In the last two games -- a 36-35 loss at Oregon and the 38-23 win over Boise State at the Hawaii Bowl -- the Beavers were more balanced than they'd been all season, running the ball very effectively.
On the surface, it would seem as if Langsdorf was more willing to run than was Riley. It's true, to a point. But Riley was between a rock and a hard place. Poor run-blocking had left the Beavers in too many second- and third-down and long situations. Plus, the passing game, led by Mannion and Cooks, was so productive, Riley knew he could count on moving the ball through the air.
"The last two games were a culmination of our linemen growing and our persistence to run the ball and planning to do it finally coming to fruition," he says. "We weren't going to let that die. Now we're going to take that and build on that moving into next season."
Recruiting is foremost in the minds of Oregon State coaches through the rest of January in preparation for the Feb. 5 letter-of-intent signing date.
The Beavers have 20 verbal commitments, plus Jesuit linebacker Christian Martinek, who also intends to play baseball and could wind up as a signee in that sport.
They are limited to 25 signings and are actively pursuing at least nine other players, including offensive linemen Kaleb McGary (Tacoma, Wash.) and Kolton Miller (Roseville, Calif.), defensive linemen Antonio Guy (College of the Canyons, Santa Clarita, Calif.) and Lamone Williams (Kahuku, Hawaii), defensive backs DeVaughn Murray (Spring Valley, Calif.), Denzel Fisher (Compton, Calif.), Khalil Oliver (Meridian, Idaho) and Glen Ihenacho (Gardena, Calif.) and receiver Xavier Hawkins (Fulton, Tenn.)
All of the coaches will head on the road for home recruiting visits next Thursday. There will be major recruiting weekends in Corvallis on Jan 17-19 and Jan. 24-26. Ten players are ticketed to visit the first weekend, including six commits -- defensive ends Shane Bowman and Glyeb Ewing, receiver Datrin Guyton, cornerback Kevin Hayes, quarterback Nick Mitchell and offensive tackle Trent Moore -- along with Guy, Hawkins and Oliver. Also expected to come is offensive guard Kammy Delp, who has committed to Arizona State.

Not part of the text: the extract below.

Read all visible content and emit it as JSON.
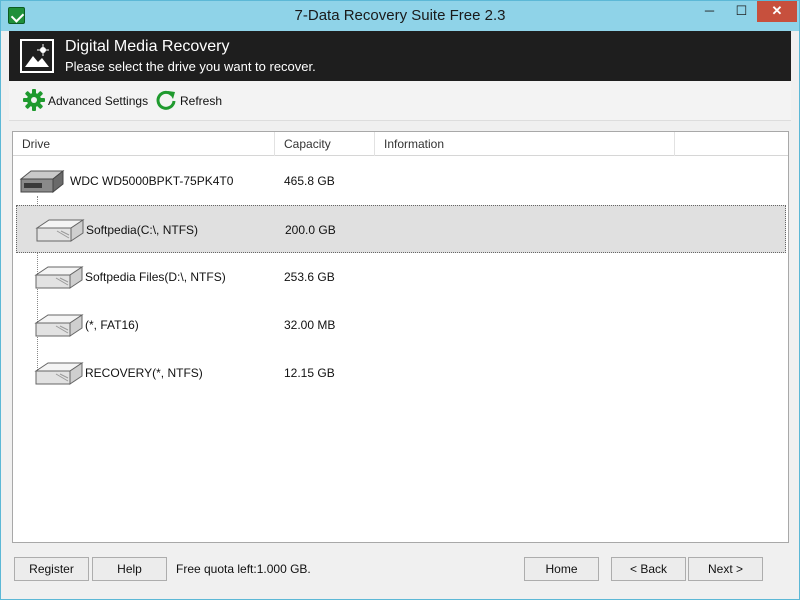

NOTES: Kyle Peko, the defensive tackle commit from Cerritos College in Norwalk, Calif., has one more class to complete this winter. OSU coaches anticipate him being on campus for spring ball. The move of 6-5, 225-pound receiver Obum Gwachum to defensive end for his senior season "has everybody excited about the possibility," Riley says. "Maybe one day we'll regret we didn't do it earlier. He has athletic ability and size, which is a very good thing at defensive end. He enjoys the physical part of the game and wants to find a place to play." Gwachum's body type reminds of Matt Lagrone, the former Nevada basketball player who started at D-end during his one football season at OSU in 2009. "It's a similar deal," Riley says, "but Boomer has more football experience than Matt did." Villamin is still working through the NCAA Clearinghouse for his eligibility. OSU coaches hope to have him eligible for spring ball but seem certain he'll be available by August training camp. Riley will meet with Joel Skotte and his father Friday to discuss the linebacker's football future. Skotte was limited with a concussion suffered last season.